It's that time of year again... Lovely and amazing people descend upon Asheville to infuse our little village with creativity, inspiration, and connection. From April 14-18, HATCHfest Asheville 2010 brings talent from all over the country to present at panels and keynote addresses, lead workshops, perform in concerts, and mentor emerging artists and creators through networking events. Now in its second year, the Asheville-based festival offers eight different event clusters: design, technology, video, fashion, architecture, journalism, music and photography.

Events range from morning panels to evening concerts and parties. Daytime events (workshops, panels) are free and open to the public. Evening events (concerts, parties) are ticketed. HATCH events happen in and around downtown Asheville from a home base of the "Innovator's Lounge" (On Broadway) at 49 Broadway.

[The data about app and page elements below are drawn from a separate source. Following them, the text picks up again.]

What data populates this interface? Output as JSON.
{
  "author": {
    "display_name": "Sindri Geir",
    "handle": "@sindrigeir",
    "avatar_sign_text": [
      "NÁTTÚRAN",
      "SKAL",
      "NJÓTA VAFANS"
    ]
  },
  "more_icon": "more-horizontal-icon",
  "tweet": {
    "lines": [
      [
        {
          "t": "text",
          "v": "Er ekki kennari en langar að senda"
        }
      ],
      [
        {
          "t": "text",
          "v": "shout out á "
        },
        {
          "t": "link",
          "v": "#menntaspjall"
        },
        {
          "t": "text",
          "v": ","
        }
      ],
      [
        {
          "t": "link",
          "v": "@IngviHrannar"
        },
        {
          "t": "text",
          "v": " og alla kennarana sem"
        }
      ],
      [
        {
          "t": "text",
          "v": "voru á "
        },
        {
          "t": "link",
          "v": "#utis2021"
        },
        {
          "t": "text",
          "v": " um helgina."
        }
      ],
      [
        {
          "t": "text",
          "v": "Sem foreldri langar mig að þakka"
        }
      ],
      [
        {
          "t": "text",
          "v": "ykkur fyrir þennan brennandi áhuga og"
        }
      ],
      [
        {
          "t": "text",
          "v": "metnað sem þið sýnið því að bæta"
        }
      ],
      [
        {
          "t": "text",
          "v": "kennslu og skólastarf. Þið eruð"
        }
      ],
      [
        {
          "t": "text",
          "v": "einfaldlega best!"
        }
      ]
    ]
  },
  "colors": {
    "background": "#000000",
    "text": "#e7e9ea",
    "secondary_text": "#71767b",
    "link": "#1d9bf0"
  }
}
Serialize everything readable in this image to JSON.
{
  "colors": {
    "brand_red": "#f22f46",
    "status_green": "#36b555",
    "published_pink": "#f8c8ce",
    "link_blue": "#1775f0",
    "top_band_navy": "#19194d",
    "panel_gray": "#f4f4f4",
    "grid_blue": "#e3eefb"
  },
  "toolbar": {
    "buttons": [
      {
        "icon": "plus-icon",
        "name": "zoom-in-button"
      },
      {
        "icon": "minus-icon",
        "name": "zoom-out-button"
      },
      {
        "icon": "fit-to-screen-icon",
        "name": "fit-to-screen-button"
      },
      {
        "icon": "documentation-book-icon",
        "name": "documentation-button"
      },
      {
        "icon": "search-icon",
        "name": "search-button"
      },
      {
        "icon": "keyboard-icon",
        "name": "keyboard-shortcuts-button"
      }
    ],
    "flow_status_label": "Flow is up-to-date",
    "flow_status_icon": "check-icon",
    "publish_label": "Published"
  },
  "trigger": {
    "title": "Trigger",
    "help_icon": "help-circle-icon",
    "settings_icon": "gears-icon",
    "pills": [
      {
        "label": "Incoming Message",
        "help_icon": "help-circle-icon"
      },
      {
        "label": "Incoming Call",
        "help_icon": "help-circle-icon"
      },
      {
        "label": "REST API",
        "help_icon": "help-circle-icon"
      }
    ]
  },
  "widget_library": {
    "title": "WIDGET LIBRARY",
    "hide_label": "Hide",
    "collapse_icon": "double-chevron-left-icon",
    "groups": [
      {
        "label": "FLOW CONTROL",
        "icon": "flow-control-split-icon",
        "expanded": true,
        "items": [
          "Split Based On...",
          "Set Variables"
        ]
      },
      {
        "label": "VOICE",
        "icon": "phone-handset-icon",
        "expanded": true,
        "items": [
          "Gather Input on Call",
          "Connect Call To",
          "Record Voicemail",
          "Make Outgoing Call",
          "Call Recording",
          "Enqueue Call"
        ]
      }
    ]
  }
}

From Sean McDonald, organizer of the Design & Tech cluster:

"This year’s festival brings four Design & Technology Mentors with diverse backgrounds and accomplishments; the mentors are here so you can connect with them. Each mentor will be giving a workshop, keynote or performance and be around town for you to grab a coffee and chat it up with them."

Check out the full schedule, or just the Design & Tech track. And the films are not to be missed. See you there!


Wednesday, April 21st, 10:30am

Fine Arts Theater, downtown Asheville

Come to a work-in-progress screening of the 80-minute documentary, which was created with the support of a Daniel DeLaVergne Media Arts Advantage Fund grant through the MAP.  ON COAL RIVER takes viewers to the Coal River Valley of West Virginia where four longtime residents – a retired miner, an ex-marine, a celebrated activist, and a devout grandmother – confront a local coal company, the school board, and state government for putting their families and community’s health at risk. 

Coal River Valley is the same area where a tragic mine accident occurred last week. From the filmmakers, Adams Wood and Francine Cavanaugh:

"After nearly six years, the film is almost complete and not a moment too soon.  In addition to the awful events of last week, EPA and Congress are considering new regulations regarding mountaintop removal, so now is the time to get this film finished and out to the world."